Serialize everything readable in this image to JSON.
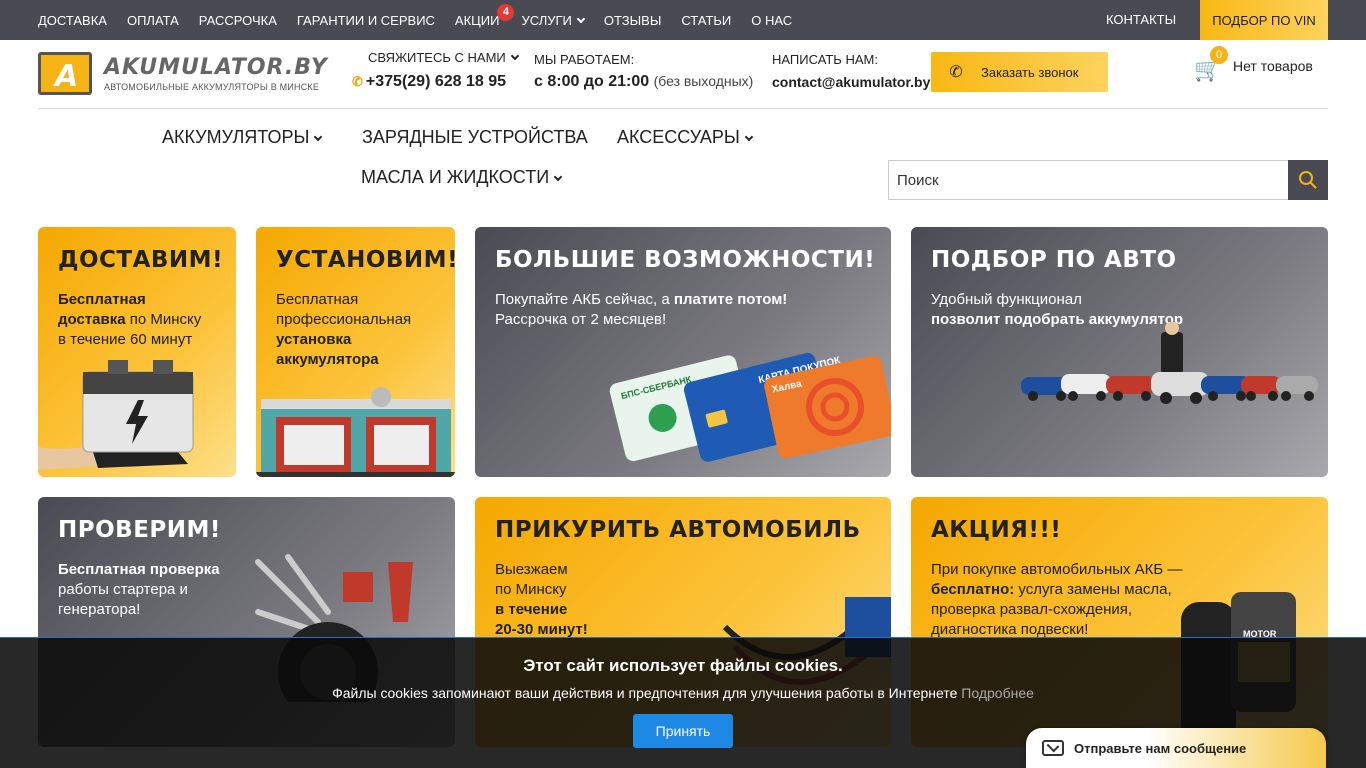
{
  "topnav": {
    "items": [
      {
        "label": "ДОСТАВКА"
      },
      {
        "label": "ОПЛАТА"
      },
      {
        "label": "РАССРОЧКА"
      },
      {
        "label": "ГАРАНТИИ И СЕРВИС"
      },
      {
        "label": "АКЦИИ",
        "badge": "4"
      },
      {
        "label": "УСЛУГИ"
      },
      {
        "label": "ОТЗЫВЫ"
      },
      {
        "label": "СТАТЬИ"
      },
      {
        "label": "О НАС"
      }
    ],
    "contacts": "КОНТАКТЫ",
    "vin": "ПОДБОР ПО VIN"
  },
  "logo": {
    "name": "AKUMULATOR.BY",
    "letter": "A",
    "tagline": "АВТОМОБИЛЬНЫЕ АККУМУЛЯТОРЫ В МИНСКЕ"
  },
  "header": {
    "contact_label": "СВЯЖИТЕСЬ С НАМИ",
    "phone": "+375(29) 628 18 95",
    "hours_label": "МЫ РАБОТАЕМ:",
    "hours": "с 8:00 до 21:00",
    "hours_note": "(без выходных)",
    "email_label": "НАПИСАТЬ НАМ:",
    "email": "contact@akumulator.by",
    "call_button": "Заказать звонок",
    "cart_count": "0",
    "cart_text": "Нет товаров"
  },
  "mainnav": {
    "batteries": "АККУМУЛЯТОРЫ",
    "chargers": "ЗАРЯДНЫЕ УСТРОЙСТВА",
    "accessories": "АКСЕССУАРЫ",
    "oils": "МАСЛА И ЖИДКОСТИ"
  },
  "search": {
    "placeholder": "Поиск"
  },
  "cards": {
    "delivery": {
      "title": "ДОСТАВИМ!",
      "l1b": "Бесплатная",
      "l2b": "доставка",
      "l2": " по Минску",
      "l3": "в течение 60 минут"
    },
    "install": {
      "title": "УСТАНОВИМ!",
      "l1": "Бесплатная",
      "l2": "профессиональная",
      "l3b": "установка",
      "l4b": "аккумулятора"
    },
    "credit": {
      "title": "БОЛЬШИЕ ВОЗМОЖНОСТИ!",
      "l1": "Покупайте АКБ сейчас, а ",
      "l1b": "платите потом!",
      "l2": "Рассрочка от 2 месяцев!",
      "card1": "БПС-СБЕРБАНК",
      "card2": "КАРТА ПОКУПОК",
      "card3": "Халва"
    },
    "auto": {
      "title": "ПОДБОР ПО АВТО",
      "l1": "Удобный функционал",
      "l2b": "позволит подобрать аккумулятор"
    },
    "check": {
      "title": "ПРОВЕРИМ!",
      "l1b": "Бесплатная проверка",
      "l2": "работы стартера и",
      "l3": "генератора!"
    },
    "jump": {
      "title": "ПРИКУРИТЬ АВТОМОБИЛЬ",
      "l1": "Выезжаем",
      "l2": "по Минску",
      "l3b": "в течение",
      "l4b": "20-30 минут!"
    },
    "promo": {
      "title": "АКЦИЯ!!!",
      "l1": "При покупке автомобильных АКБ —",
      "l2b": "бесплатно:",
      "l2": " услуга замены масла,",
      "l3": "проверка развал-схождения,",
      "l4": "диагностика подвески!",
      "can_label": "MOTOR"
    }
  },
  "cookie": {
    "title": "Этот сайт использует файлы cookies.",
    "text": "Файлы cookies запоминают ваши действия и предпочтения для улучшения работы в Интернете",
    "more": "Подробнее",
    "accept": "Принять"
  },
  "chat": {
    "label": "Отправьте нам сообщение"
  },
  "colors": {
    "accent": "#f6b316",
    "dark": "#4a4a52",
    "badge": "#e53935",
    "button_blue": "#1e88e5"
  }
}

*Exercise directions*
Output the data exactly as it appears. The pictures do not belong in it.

*Answer to this problem*
Serialize everything readable in this image to JSON.
{
  "topnav": {
    "items": [
      {
        "label": "ДОСТАВКА"
      },
      {
        "label": "ОПЛАТА"
      },
      {
        "label": "РАССРОЧКА"
      },
      {
        "label": "ГАРАНТИИ И СЕРВИС"
      },
      {
        "label": "АКЦИИ",
        "badge": "4"
      },
      {
        "label": "УСЛУГИ"
      },
      {
        "label": "ОТЗЫВЫ"
      },
      {
        "label": "СТАТЬИ"
      },
      {
        "label": "О НАС"
      }
    ],
    "contacts": "КОНТАКТЫ",
    "vin": "ПОДБОР ПО VIN"
  },
  "logo": {
    "name": "AKUMULATOR.BY",
    "letter": "A",
    "tagline": "АВТОМОБИЛЬНЫЕ АККУМУЛЯТОРЫ В МИНСКЕ"
  },
  "header": {
    "contact_label": "СВЯЖИТЕСЬ С НАМИ",
    "phone": "+375(29) 628 18 95",
    "hours_label": "МЫ РАБОТАЕМ:",
    "hours": "с 8:00 до 21:00",
    "hours_note": "(без выходных)",
    "email_label": "НАПИСАТЬ НАМ:",
    "email": "contact@akumulator.by",
    "call_button": "Заказать звонок",
    "cart_count": "0",
    "cart_text": "Нет товаров"
  },
  "mainnav": {
    "batteries": "АККУМУЛЯТОРЫ",
    "chargers": "ЗАРЯДНЫЕ УСТРОЙСТВА",
    "accessories": "АКСЕССУАРЫ",
    "oils": "МАСЛА И ЖИДКОСТИ"
  },
  "search": {
    "placeholder": "Поиск"
  },
  "cards": {
    "delivery": {
      "title": "ДОСТАВИМ!",
      "l1b": "Бесплатная",
      "l2b": "доставка",
      "l2": " по Минску",
      "l3": "в течение 60 минут"
    },
    "install": {
      "title": "УСТАНОВИМ!",
      "l1": "Бесплатная",
      "l2": "профессиональная",
      "l3b": "установка",
      "l4b": "аккумулятора"
    },
    "credit": {
      "title": "БОЛЬШИЕ ВОЗМОЖНОСТИ!",
      "l1": "Покупайте АКБ сейчас, а ",
      "l1b": "платите потом!",
      "l2": "Рассрочка от 2 месяцев!",
      "card1": "БПС-СБЕРБАНК",
      "card2": "КАРТА ПОКУПОК",
      "card3": "Халва"
    },
    "auto": {
      "title": "ПОДБОР ПО АВТО",
      "l1": "Удобный функционал",
      "l2b": "позволит подобрать аккумулятор"
    },
    "check": {
      "title": "ПРОВЕРИМ!",
      "l1b": "Бесплатная проверка",
      "l2": "работы стартера и",
      "l3": "генератора!"
    },
    "jump": {
      "title": "ПРИКУРИТЬ АВТОМОБИЛЬ",
      "l1": "Выезжаем",
      "l2": "по Минску",
      "l3b": "в течение",
      "l4b": "20-30 минут!"
    },
    "promo": {
      "title": "АКЦИЯ!!!",
      "l1": "При покупке автомобильных АКБ —",
      "l2b": "бесплатно:",
      "l2": " услуга замены масла,",
      "l3": "проверка развал-схождения,",
      "l4": "диагностика подвески!",
      "can_label": "MOTOR"
    }
  },
  "cookie": {
    "title": "Этот сайт использует файлы cookies.",
    "text": "Файлы cookies запоминают ваши действия и предпочтения для улучшения работы в Интернете",
    "more": "Подробнее",
    "accept": "Принять"
  },
  "chat": {
    "label": "Отправьте нам сообщение"
  },
  "colors": {
    "accent": "#f6b316",
    "dark": "#4a4a52",
    "badge": "#e53935",
    "button_blue": "#1e88e5"
  }
}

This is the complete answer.